Across town in St. Louis Cemetery No. 3, a visitor may round the corner to find themselves seeing double. The Schinkel tomb, likely built around 1869, is nearly identical. Its dentils, scored sides, and draped urn are exactly the same. The Schinkel tomb, however, bears a cross on its urn base and has the additional lovely ornamentation of sculptural panels on its primary façade. It’s signer: J. Frederick Birchmeier.
Approximately two miles away, it was once possible to see a third sister in this group of triplets. The Walker-Behan tomb’s dentils, scored marble cladding, and draped urn sculpture once sat at the end of an aisle in Greenwood Cemetery. It is possible that it had the same builder as the Garner and Schinkel tombs – it was likely built in 1871. However, its collapse in recent years has made such a determination unlikely.
These three tombs are a remarkable insight into the work and career of J. Frederick Birchmeier (1833-1889), but he has yet to be studied in-depth. In this context, the repeated function of the sarcophagus tomb, especially in its versatile Anglo-American variety, is well-highlighted in the case of these three. They cause one to wonder how many more were once present in the New Orleans landscape.
Reading the New Orleans Cemetery Landscape
The New Orleans sarcophagus tomb was most prominent in New Orleans cemeteries from the 1830s to around 1870. After the Civil War, new American architectural styles found their way into the cities of the dead: Gothic Revival, Italianate, and varieties of late-19th century Neoclassicism.

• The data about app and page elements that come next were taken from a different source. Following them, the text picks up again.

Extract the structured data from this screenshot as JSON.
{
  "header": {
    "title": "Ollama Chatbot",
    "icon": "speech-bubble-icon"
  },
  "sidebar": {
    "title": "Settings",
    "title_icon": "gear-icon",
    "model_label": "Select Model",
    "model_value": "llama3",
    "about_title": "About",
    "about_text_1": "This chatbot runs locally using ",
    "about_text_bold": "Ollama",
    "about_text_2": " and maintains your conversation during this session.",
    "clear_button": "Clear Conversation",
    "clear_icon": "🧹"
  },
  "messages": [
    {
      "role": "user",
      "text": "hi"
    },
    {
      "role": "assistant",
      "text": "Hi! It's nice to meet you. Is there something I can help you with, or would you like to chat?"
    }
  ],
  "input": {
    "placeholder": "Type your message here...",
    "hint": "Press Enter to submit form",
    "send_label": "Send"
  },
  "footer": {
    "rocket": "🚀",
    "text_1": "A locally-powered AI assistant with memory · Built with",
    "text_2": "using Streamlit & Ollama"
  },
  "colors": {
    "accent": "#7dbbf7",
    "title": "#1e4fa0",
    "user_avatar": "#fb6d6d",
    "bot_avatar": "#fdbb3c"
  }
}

The time of the sarcophagus had come and gone and left its mark.
Like any study of larger elements in New Orleans cemetery landscapes, a closer look at the sarcophagus tomb brings to mind so many important undercurrents. The nature of the cemetery to be built upon, lot by lot, tomb by tomb, in each community in its own specific way means not only that each tomb is important to the cemetery’s history, but also that repeated motifs and styles like the sarcophagus tomb are significant as a group.

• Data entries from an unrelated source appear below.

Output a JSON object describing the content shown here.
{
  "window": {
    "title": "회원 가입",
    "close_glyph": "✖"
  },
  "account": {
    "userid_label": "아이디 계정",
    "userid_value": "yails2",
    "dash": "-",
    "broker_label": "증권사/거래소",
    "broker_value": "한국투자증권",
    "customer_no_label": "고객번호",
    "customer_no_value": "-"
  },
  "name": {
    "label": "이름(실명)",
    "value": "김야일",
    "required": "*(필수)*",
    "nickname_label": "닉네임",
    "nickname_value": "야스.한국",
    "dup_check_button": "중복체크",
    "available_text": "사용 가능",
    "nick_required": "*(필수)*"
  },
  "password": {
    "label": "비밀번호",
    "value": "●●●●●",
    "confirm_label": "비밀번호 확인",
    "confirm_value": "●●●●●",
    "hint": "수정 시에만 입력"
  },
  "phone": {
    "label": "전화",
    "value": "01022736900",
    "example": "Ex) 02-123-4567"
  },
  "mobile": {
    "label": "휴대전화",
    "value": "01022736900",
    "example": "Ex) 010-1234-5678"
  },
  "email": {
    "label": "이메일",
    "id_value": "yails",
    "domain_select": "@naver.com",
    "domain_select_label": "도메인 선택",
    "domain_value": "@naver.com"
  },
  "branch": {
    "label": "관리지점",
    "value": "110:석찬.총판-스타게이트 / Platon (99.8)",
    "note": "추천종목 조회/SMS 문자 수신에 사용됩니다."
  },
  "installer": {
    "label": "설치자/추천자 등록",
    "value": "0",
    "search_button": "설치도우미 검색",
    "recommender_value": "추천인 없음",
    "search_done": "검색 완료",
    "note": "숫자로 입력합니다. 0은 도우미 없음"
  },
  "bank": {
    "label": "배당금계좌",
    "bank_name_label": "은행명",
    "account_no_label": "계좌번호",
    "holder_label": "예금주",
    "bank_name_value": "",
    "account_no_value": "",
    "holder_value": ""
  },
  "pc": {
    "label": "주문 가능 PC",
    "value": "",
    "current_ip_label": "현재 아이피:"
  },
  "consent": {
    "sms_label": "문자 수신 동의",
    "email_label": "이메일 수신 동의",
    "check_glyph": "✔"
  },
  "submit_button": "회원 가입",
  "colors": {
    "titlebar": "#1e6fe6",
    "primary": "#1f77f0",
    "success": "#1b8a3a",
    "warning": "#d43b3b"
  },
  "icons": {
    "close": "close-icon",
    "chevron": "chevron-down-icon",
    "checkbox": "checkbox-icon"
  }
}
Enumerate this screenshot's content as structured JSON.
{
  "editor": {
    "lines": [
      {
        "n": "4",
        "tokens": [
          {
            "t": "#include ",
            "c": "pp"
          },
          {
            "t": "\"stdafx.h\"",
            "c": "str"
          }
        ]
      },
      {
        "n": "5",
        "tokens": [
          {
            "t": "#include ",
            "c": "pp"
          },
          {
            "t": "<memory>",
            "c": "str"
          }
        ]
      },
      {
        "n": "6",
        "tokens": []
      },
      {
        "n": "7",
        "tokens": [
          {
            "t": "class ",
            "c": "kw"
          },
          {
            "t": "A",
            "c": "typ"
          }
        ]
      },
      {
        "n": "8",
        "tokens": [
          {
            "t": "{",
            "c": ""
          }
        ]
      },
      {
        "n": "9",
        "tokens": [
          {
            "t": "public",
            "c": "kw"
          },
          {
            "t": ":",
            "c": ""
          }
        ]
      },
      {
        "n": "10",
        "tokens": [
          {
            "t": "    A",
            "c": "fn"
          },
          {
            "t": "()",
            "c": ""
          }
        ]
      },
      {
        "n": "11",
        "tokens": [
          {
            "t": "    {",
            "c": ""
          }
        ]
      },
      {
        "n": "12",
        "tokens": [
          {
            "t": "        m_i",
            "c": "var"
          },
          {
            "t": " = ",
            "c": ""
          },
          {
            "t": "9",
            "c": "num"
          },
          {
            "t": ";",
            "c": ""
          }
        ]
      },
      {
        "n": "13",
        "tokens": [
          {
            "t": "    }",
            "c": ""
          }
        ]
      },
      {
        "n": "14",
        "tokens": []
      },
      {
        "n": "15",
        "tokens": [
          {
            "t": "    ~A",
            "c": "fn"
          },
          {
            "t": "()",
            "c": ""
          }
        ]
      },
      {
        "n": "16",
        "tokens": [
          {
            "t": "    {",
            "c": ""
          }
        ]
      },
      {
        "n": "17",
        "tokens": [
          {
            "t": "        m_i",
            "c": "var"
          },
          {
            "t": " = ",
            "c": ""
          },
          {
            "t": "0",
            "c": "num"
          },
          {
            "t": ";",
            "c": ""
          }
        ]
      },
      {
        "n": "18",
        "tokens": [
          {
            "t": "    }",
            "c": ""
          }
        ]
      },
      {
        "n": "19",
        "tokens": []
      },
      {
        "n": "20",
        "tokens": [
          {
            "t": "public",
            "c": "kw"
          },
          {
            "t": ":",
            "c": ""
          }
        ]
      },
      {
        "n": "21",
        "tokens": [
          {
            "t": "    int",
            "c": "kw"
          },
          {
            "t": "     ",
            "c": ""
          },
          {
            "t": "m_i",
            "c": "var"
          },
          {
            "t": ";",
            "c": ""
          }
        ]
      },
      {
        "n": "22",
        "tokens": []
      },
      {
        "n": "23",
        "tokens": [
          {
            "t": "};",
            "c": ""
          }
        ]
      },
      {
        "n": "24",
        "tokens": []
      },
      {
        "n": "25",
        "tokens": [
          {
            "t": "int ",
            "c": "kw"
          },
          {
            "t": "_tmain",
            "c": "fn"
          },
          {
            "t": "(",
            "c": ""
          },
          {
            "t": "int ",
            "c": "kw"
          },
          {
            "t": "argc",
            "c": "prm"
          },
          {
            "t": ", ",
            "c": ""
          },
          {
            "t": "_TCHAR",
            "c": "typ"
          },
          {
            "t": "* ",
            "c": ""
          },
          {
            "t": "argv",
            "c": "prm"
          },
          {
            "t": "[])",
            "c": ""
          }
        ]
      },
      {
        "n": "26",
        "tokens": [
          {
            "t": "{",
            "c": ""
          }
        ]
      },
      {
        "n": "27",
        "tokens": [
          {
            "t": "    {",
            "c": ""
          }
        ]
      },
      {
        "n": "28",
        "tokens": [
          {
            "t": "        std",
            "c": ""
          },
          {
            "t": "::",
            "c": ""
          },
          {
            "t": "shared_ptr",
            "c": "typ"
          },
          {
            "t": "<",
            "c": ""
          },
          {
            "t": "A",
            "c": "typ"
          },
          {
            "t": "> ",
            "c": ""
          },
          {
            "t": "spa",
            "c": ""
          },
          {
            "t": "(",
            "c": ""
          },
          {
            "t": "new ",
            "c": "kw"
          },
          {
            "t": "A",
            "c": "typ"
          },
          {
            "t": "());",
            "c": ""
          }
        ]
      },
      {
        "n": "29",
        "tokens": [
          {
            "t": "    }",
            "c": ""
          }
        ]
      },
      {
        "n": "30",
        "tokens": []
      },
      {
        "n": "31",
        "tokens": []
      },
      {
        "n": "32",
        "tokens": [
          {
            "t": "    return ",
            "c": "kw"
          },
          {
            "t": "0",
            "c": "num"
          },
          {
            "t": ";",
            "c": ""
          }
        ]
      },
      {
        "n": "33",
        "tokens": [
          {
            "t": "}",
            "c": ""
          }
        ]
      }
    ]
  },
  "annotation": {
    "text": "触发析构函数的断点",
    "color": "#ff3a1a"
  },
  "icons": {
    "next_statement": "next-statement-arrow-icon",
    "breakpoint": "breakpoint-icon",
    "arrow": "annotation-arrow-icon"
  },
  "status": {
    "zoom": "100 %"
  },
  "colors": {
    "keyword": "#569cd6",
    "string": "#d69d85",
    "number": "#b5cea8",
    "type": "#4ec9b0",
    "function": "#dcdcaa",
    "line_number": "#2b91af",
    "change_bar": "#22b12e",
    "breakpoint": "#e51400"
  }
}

The loss of Girod Street Cemetery was not only one massive loss of a single cemetery, but also an injury to the significance of cemeteries like Cypress Grove, in which similar architecture thrived in different ways. The loss of the Walker-Behan tomb is a loss to the Garner and Schinkel tombs because that significant aspect of their importance is wiped away. The landscape of each cemetery has its own language with myriad translations and a great deal of static that must be cleared away to properly understand them for what they are. In that spirit, we close with a gallery of so many other tombs that bear relationships to one another that may be overlooked:
 Special thanks to Jonathan Kewley for his advice regarding English cemetery architecture and helping to shape this article.
 Ann Merritt Masson, “The Mortuary Architecture of Jacques Nicolas Bussiere de Pouilly,” Tulane University Thesis, 1992, 48-49.
 Maxine T. Wachenheim, “The Stylistic Development of Tombs in the Cemeteries of New Orleans,” Southwestern Louisiana Journal 3 (Fall 1959), 264-266.
 Philippe Aries, The Hour of Our Death (New York: Alfred A. Knopf, 1981), 203-206. In his chapter “Tombs and Epitaphs,” Aries discusses the separation of the body from the tomb itself and its relationship to levels of anonymity in death. He points out a shift in which the “cultural unity” of the tomb and the body was destroyed by the thirteenth century and interprets this shift as a replacement of the sarcophagus with the coffin.
 Frederick E. Winter, “The Study of Greek Architecture,” American Journal of Archaeology
Vol. 88, No. 2 (Apr., 1984), 103.
 David Charles Sloane, The Last Great Necessity: Cemeteries in American History (Baltimore: Johns Hopkins University Press, 1991), 49.
 Masson, 16.
 “Rockland Lime,” Times-Picayune, November 22, 1866, 5.
About the Author:
Emily Ford owns and operates Oak and Laurel Cemetery Preservation, LLC.